(Stored items)
————————

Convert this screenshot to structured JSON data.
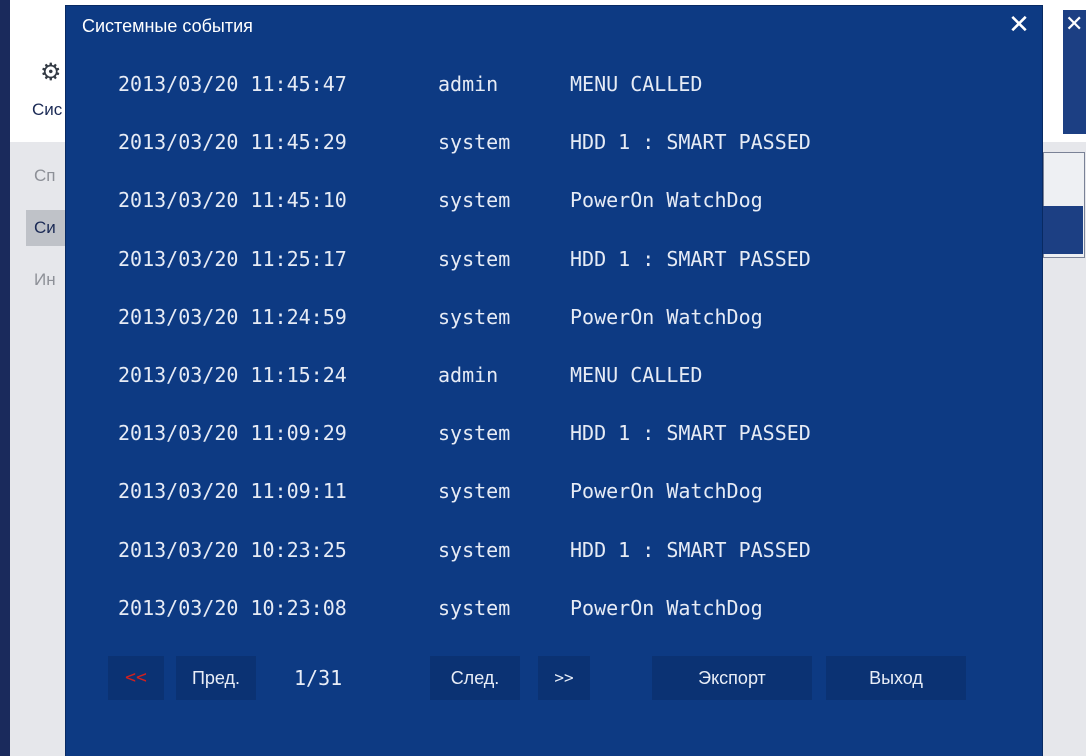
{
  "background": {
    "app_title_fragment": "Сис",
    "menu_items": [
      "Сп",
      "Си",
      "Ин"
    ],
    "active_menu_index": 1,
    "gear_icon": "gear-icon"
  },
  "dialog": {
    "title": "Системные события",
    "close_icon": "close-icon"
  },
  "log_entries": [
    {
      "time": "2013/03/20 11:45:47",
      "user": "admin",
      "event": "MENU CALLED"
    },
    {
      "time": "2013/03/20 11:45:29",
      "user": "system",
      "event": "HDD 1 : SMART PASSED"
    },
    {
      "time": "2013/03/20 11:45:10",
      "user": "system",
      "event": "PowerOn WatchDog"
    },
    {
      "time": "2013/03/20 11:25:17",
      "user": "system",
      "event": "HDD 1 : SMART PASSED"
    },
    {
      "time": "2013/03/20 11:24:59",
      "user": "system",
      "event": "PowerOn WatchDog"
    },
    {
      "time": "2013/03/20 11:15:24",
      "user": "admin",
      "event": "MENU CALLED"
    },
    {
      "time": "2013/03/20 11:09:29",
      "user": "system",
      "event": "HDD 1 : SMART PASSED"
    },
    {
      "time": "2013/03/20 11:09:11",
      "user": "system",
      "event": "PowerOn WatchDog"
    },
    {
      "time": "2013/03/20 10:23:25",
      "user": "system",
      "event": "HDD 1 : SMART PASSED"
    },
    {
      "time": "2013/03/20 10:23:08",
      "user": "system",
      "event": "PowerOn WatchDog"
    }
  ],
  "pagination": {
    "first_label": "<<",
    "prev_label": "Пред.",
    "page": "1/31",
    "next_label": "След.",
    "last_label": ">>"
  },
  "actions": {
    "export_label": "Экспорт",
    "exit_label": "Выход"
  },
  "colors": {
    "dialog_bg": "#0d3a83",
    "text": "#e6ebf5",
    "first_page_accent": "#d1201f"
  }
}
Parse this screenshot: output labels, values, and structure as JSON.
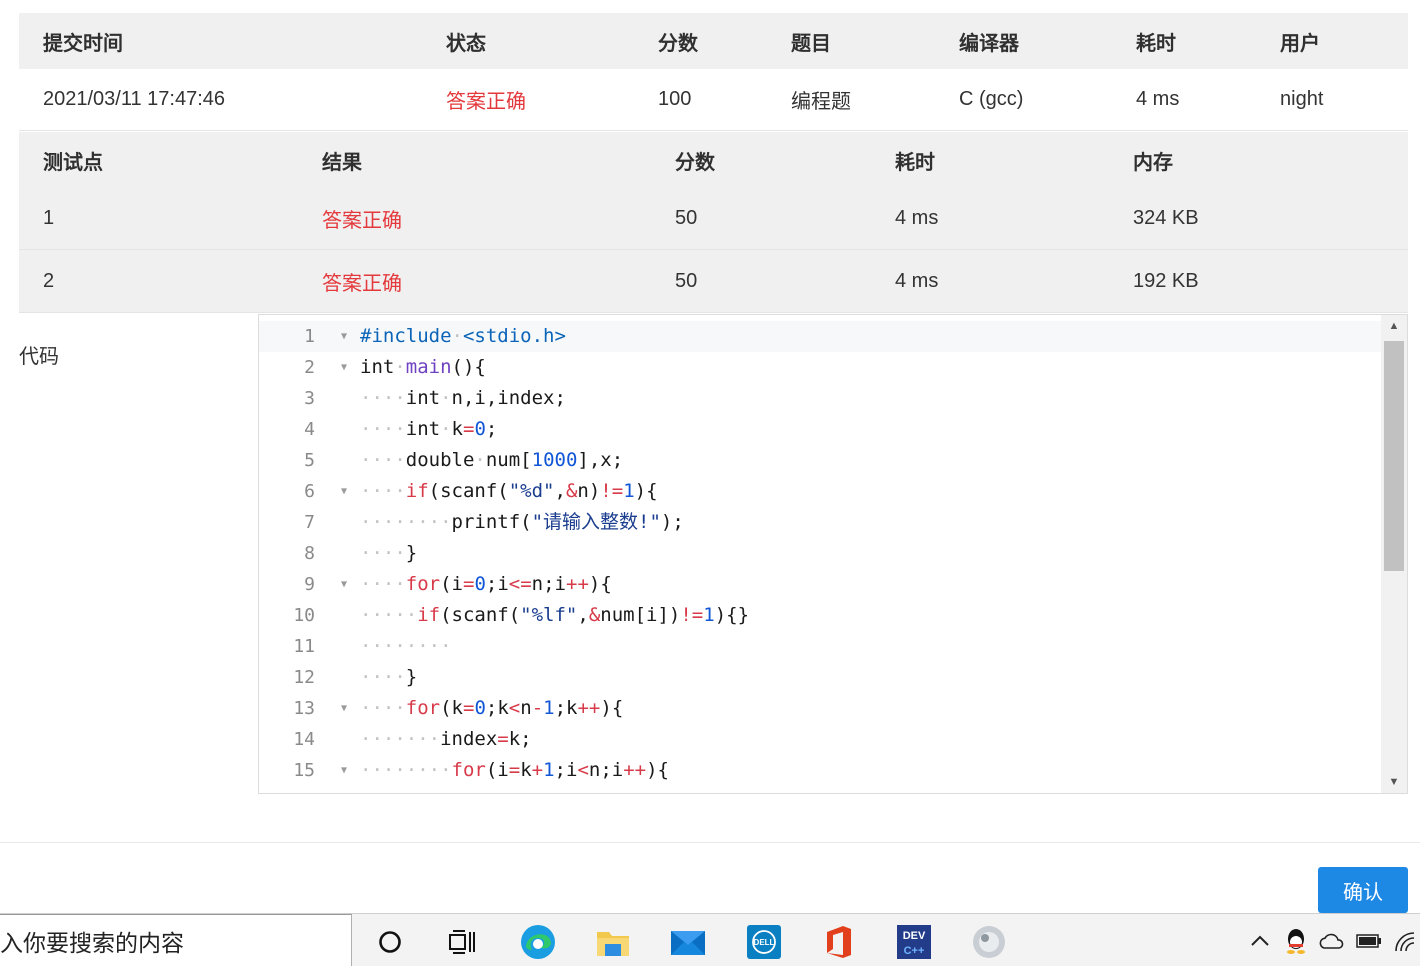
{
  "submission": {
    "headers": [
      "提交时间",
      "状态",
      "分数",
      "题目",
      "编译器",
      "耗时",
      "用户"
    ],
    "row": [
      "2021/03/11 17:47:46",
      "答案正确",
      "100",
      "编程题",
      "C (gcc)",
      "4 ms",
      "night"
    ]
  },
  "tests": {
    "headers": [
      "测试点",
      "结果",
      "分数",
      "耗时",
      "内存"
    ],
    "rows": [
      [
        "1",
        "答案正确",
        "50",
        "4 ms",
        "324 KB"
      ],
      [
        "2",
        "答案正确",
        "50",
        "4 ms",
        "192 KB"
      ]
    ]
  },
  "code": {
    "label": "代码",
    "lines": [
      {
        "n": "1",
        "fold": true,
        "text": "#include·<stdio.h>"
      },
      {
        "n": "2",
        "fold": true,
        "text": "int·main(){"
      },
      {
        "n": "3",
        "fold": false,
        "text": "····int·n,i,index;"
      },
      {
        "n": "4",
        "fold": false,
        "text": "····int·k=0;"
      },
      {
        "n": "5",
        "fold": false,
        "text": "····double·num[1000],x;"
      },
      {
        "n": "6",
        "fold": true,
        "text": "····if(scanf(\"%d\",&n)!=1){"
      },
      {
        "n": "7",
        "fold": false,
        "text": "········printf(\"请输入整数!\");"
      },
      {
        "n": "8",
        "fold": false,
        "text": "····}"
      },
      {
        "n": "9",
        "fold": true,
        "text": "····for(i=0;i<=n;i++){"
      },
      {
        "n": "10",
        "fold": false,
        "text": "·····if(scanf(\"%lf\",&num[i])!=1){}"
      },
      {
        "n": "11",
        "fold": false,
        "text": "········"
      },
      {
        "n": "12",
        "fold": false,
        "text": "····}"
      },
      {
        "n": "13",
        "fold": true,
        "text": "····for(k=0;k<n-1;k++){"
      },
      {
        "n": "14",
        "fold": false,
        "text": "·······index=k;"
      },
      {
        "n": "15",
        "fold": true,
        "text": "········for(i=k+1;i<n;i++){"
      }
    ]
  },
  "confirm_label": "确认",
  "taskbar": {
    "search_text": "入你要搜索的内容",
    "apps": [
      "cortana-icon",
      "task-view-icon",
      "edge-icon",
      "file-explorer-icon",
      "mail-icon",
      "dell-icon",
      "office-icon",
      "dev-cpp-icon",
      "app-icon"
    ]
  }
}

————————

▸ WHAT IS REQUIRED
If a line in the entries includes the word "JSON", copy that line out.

▸ SOLUTION BELOW
Convert this screenshot to structured JSON data.
Parse this screenshot: output labels, values, and structure as JSON.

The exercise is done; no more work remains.